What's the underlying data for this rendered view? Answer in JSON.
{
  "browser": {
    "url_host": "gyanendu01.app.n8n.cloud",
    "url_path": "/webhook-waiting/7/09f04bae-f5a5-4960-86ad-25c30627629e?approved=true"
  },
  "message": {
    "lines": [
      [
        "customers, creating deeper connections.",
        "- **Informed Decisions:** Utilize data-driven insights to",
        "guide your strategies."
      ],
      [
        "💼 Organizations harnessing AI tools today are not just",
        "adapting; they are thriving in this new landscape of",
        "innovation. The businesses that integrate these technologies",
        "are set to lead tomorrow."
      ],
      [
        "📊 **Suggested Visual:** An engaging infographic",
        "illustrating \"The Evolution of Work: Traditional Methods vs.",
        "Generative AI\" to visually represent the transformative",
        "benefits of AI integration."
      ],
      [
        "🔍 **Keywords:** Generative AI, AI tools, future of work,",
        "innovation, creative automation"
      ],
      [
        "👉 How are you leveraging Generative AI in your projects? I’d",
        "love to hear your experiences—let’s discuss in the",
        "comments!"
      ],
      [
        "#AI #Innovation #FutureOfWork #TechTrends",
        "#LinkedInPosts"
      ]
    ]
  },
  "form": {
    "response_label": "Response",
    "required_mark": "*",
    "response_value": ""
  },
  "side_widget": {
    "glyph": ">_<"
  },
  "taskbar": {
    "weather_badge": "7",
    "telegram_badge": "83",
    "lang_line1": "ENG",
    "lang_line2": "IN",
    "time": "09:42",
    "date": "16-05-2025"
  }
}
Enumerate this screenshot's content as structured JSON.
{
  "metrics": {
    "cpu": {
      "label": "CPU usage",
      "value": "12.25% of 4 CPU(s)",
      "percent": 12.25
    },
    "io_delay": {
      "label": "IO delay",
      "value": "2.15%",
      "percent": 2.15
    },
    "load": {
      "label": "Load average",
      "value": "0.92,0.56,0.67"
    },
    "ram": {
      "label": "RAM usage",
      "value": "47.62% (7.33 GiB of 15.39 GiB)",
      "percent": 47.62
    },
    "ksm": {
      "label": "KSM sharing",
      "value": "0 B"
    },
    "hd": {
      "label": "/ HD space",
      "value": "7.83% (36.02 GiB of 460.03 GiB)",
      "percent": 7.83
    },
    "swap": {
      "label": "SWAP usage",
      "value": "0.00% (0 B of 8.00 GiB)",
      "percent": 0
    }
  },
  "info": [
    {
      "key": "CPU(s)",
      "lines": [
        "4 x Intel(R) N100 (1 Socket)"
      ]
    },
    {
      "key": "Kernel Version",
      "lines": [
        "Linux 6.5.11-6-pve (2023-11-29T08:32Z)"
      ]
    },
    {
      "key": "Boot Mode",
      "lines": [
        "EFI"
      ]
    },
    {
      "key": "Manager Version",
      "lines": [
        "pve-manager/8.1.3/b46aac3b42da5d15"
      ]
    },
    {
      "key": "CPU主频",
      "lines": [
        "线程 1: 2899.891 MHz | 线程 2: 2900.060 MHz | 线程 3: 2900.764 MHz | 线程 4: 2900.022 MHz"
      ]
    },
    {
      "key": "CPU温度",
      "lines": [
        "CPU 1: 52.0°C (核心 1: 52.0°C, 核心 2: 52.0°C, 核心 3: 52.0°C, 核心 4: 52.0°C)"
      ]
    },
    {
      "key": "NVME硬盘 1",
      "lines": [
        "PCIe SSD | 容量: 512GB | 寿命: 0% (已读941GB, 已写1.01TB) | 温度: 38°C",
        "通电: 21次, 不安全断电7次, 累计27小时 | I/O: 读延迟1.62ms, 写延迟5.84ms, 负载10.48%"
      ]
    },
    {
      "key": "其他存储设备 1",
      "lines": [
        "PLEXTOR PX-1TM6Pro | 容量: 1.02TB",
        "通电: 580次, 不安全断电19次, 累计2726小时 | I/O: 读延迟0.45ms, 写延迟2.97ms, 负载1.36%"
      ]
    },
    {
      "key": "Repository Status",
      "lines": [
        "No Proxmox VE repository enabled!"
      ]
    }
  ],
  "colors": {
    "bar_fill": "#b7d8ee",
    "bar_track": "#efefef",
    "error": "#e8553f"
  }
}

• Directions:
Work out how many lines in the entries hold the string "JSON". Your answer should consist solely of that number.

• Result:
2